───── Dataset
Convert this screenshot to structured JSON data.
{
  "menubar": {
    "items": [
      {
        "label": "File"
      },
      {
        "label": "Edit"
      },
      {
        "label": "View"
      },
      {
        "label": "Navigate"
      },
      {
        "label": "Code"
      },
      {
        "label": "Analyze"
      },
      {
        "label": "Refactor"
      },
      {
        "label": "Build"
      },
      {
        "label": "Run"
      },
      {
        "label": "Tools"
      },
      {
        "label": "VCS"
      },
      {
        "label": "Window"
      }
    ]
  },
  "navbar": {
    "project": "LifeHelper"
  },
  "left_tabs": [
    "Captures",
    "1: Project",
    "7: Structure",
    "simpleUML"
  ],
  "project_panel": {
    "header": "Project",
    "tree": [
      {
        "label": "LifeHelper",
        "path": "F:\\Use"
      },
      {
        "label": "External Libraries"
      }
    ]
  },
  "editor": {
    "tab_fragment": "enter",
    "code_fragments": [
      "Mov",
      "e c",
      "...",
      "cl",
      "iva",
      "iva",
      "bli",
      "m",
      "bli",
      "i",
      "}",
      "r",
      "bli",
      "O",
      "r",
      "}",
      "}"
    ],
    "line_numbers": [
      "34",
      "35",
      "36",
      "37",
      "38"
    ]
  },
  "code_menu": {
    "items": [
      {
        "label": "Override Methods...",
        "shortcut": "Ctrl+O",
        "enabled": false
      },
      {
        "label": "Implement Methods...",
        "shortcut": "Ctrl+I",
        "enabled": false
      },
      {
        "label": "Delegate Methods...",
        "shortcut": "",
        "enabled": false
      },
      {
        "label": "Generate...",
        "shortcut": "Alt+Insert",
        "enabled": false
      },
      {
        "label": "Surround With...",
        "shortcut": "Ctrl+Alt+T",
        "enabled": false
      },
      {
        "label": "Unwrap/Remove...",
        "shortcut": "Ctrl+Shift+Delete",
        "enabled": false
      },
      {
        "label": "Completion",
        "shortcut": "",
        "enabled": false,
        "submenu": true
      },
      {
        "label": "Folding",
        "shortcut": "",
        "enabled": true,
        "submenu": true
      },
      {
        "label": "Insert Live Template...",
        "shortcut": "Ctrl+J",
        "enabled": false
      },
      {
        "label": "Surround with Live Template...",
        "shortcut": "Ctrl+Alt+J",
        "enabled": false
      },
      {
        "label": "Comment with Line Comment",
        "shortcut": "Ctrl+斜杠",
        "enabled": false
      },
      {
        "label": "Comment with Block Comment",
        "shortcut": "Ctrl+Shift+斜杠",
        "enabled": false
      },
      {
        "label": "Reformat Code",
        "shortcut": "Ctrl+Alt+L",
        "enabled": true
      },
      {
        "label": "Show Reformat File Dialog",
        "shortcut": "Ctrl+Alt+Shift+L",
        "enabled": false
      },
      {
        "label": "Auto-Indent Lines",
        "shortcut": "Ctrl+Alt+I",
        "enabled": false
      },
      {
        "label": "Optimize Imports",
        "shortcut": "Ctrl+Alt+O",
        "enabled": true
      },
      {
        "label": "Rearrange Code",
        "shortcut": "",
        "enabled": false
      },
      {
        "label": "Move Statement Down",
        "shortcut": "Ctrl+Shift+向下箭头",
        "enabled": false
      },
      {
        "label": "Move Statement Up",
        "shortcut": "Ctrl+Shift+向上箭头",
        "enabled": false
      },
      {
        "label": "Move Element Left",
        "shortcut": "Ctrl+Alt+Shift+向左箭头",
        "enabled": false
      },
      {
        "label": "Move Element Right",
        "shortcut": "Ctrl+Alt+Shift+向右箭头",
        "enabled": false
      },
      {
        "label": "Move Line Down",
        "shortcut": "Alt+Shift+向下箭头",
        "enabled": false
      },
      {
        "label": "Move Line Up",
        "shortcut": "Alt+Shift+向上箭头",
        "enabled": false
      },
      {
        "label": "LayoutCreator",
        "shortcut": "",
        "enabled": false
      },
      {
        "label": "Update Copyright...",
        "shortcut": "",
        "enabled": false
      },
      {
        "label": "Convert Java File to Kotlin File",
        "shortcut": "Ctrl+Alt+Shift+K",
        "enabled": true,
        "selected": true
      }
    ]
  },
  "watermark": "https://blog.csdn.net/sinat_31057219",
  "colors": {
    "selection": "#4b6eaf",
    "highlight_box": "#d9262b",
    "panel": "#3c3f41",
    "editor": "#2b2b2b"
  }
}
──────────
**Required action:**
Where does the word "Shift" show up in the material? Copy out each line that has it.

**Result below:**
        "shortcut": "Ctrl+Shift+Delete",
        "shortcut": "Ctrl+Shift+斜杠",
        "shortcut": "Ctrl+Alt+Shift+L",
        "shortcut": "Ctrl+Shift+向下箭头",
        "shortcut": "Ctrl+Shift+向上箭头",
        "shortcut": "Ctrl+Alt+Shift+向左箭头",
        "shortcut": "Ctrl+Alt+Shift+向右箭头",
        "shortcut": "Alt+Shift+向下箭头",
        "shortcut": "Alt+Shift+向上箭头",
        "shortcut": "Ctrl+Alt+Shift+K",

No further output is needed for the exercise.